Task statement: Could you copy each line of the listing below that has the word "text"?

Information given:
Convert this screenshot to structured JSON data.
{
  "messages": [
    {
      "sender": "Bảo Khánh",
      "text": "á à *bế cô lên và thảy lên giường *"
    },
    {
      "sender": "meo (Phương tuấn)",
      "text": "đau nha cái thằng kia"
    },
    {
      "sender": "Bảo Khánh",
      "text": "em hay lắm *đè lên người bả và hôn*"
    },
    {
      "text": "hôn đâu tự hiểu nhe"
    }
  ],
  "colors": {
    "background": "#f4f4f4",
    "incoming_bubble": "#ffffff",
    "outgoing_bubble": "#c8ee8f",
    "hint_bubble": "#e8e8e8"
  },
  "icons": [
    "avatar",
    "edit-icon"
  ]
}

Exercise response:
      "text": "á à *bế cô lên và thảy lên giường *"
      "text": "đau nha cái thằng kia"
      "text": "em hay lắm *đè lên người bả và hôn*"
      "text": "hôn đâu tự hiểu nhe"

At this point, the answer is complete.